By LARRY M. JONES
I had never really considered this possibility, but every one of the Three Little Pigs was almost certainly a guy. I know that assumption is not particularly popular from an equal opportunity standpoint, but the fact is fairly certain. How do I know? They all three had hair on their chinny chin chins.
One physical trait that generally separates the sexes is the fact that only men grow facial hair. A hormone imbalance in a few older women may create such a tendency, but by and large, it is the male who sports the mustache.
I’m sure that since the time of the caveman, man has dealt with this big hairy deal with a multitude of techniques. I suspect that cavemen didn’t really fuss too much with their grooming standards, but as time and technology advanced, facial hair or lack thereof became a fashion statement.
Among men, the amount of facial hair is determined to a large extent by race. European, near Easterners and Africans tend to have much more than Orientals and Native Americans. In any depiction of American Indians, either actual historical or in the movies, you never see the men sporting a mustache or beard. I’ve read that because of their genetic propensity for sparse facial hair, they merely plucked them out or cut them off with a broken piece of stone or shell. Orientals in early times are often shown with thin Fu Manchu type mustaches.
Early Europeans and early American settlers had the steel to make razors, knives and scissors to trim and groom facial hair, but many opted to grow full beards, probably out of convenience.

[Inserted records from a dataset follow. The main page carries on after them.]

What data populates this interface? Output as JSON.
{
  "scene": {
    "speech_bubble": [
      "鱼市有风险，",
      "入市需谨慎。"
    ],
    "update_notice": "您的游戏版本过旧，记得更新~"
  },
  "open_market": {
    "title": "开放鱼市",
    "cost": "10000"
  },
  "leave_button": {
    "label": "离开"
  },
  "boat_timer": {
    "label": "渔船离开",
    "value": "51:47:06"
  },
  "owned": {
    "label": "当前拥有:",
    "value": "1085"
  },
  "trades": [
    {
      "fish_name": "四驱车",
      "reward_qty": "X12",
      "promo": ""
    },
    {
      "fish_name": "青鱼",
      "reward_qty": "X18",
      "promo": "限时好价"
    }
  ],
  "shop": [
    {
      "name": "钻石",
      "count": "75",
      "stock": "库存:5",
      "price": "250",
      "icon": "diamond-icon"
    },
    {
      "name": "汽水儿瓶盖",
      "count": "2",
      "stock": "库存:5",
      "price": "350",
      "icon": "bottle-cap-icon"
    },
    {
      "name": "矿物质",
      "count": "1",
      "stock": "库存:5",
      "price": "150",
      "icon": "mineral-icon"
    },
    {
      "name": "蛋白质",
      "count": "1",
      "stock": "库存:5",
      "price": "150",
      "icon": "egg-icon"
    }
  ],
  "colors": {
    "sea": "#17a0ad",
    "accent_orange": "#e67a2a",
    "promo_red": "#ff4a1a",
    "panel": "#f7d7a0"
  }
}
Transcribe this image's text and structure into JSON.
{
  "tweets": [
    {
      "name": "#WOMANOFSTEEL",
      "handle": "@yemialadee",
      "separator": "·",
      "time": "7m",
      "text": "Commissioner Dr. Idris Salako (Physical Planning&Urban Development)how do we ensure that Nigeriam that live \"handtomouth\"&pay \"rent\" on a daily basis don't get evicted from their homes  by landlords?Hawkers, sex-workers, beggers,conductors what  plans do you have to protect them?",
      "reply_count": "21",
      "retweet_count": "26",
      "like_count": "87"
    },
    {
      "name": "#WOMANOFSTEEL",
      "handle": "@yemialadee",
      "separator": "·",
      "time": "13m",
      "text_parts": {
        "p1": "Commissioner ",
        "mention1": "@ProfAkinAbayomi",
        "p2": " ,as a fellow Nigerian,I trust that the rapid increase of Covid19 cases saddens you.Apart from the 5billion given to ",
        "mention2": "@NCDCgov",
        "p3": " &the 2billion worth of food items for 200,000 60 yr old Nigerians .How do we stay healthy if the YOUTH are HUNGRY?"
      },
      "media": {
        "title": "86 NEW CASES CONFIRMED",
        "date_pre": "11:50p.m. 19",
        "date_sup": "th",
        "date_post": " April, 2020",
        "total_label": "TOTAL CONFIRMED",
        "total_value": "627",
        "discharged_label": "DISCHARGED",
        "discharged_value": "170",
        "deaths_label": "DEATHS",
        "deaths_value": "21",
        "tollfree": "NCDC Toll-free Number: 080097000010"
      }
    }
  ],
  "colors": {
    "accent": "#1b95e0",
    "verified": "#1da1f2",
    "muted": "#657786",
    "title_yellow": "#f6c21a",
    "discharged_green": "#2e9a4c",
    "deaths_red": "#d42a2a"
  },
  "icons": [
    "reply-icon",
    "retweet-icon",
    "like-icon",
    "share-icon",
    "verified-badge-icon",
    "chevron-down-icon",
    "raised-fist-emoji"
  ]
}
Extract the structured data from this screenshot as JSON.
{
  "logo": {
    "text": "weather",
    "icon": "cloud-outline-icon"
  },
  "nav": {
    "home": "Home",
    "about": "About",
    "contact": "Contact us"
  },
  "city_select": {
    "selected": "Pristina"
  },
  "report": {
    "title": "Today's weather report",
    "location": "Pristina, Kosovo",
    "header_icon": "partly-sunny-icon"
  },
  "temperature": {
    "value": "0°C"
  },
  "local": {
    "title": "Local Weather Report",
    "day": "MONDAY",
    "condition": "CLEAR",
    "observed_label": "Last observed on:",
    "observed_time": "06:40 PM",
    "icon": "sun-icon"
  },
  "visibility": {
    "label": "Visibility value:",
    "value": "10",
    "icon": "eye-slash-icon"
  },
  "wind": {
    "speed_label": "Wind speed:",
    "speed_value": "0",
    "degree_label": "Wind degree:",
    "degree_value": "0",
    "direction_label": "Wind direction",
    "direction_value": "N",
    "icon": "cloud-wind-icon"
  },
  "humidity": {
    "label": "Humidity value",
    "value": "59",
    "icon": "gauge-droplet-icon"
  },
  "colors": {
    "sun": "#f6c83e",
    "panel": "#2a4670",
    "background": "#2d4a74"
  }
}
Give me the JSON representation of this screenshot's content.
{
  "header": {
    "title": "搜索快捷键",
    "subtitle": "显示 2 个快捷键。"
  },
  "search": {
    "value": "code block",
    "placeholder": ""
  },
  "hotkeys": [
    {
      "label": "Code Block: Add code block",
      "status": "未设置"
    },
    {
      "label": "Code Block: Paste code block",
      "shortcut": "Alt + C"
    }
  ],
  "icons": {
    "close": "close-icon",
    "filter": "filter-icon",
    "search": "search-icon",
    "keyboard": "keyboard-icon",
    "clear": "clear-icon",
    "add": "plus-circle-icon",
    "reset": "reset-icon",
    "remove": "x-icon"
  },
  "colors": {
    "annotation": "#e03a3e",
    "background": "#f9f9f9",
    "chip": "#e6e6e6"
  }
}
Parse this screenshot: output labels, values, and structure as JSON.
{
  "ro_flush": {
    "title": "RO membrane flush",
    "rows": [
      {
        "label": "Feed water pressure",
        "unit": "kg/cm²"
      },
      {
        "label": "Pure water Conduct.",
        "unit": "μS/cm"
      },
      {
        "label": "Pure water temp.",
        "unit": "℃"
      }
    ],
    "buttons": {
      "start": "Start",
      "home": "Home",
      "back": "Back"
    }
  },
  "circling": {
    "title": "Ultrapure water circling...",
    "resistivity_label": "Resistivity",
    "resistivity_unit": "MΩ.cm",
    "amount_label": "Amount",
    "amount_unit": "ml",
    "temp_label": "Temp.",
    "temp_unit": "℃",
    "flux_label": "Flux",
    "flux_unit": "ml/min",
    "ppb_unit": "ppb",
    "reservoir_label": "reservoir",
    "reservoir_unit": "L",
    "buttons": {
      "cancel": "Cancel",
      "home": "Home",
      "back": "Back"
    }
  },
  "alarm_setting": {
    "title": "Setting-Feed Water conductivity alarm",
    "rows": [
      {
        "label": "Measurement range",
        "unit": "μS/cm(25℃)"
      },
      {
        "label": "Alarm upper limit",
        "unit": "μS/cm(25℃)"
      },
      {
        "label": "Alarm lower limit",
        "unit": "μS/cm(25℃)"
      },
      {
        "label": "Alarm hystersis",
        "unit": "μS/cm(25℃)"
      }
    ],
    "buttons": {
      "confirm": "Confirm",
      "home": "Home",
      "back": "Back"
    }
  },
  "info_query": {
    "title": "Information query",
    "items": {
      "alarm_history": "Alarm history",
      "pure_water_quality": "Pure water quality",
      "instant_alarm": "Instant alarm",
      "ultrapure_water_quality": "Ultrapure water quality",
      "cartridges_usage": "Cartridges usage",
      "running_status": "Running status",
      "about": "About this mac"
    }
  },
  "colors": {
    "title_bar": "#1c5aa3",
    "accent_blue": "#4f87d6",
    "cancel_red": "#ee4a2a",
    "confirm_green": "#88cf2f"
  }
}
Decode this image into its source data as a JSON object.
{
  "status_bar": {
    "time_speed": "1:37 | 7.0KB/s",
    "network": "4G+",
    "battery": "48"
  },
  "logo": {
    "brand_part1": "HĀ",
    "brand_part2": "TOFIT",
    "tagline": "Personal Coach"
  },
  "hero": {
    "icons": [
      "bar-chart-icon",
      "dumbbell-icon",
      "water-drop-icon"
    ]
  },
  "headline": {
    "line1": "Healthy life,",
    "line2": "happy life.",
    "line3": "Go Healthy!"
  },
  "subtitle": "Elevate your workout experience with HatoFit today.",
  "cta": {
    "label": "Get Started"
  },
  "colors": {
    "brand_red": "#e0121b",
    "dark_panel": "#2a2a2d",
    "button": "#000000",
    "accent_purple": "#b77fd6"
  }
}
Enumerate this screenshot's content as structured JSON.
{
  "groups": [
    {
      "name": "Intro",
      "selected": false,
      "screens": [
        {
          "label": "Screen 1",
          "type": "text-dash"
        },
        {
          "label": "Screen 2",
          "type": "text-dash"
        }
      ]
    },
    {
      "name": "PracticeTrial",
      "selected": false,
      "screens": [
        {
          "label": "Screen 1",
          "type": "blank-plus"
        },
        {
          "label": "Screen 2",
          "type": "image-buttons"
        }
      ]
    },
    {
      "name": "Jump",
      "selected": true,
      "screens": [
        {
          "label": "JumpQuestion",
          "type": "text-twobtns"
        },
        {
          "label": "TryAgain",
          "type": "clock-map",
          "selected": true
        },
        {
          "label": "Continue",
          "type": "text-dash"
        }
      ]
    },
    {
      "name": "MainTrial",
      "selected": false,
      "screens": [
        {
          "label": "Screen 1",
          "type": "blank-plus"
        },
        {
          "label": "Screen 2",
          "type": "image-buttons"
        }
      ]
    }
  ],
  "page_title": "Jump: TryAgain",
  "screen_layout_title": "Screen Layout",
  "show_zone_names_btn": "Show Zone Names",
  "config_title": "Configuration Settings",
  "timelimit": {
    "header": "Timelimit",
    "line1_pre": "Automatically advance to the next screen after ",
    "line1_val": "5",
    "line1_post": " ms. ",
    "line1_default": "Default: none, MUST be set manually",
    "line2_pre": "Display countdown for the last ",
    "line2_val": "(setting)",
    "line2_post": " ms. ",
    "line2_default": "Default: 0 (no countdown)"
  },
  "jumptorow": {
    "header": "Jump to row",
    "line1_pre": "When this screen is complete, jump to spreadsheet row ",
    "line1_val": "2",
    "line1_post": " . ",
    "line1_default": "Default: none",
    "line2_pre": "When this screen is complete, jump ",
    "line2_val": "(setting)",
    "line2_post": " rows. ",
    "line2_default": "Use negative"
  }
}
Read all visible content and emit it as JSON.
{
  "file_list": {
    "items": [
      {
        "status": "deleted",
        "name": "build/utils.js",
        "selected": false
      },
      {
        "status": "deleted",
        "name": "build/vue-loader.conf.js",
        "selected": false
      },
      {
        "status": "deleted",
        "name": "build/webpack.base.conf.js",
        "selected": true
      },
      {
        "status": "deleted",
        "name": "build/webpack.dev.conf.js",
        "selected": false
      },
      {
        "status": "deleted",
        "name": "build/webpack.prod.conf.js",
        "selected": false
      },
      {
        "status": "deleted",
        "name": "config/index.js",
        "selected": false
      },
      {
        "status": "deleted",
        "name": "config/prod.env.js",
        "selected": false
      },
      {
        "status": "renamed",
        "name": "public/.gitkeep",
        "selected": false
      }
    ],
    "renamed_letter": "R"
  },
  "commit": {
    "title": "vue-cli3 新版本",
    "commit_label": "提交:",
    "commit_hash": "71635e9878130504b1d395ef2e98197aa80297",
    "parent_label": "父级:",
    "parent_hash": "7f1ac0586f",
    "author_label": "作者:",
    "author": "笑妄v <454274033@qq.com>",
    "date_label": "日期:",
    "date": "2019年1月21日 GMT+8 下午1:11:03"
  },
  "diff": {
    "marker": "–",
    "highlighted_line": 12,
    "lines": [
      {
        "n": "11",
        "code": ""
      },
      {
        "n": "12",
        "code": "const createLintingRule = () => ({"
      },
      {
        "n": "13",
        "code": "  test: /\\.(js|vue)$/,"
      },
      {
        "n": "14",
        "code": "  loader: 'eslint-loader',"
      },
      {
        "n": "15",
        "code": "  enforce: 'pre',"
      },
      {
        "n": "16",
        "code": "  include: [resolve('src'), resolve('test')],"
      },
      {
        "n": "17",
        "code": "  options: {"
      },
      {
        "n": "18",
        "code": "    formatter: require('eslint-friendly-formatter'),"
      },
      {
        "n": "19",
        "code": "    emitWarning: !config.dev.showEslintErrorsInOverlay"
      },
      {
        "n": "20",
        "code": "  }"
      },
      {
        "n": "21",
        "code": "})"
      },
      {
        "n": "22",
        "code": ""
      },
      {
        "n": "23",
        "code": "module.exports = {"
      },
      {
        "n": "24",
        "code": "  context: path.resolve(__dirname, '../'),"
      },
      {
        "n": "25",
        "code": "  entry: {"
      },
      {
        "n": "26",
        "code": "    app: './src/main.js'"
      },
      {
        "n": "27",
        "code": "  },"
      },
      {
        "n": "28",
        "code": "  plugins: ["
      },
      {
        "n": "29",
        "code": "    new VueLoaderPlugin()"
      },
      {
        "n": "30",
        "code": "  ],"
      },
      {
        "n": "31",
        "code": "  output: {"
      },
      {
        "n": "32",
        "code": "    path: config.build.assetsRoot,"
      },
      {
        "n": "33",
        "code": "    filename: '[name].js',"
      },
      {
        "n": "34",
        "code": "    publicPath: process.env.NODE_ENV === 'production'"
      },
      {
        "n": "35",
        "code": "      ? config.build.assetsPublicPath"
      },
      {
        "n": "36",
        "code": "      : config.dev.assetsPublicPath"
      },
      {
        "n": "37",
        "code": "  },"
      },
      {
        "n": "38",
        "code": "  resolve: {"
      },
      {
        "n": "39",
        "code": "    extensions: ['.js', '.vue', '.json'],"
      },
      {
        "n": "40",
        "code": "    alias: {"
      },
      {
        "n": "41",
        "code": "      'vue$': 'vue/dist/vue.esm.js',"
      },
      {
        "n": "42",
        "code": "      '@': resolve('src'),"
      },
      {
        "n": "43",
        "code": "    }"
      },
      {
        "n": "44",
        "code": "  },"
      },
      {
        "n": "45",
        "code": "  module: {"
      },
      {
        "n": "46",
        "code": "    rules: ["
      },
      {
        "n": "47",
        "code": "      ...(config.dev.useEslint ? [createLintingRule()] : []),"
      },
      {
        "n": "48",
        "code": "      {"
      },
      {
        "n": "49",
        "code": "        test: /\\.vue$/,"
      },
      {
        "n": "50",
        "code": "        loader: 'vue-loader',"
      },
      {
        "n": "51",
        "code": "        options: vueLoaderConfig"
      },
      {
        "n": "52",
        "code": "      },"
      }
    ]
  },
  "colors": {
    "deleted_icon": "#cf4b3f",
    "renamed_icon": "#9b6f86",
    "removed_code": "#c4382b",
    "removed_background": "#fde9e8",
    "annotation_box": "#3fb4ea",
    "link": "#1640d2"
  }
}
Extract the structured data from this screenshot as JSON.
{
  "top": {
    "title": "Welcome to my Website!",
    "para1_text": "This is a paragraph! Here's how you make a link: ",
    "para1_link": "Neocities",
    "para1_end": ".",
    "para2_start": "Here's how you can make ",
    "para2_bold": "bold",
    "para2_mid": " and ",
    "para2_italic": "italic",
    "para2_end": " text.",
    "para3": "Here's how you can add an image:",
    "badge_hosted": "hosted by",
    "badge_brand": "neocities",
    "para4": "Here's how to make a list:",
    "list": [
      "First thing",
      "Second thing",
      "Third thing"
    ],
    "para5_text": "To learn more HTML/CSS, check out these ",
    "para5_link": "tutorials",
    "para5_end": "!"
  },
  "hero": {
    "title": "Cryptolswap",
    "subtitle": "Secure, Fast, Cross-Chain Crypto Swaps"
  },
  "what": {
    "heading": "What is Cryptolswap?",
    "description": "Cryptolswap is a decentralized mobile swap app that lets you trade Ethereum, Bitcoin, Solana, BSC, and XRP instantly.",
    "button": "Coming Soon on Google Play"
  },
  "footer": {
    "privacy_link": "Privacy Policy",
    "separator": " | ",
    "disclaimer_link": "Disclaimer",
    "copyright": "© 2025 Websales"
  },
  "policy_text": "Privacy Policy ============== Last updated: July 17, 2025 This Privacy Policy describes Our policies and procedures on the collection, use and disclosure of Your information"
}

Scraping whiskers off your face with a dull straight razor, using a pan of cold water and lye soap for lather, is not my recipe for waking up each morning. I’d rather wake up with hot coffee.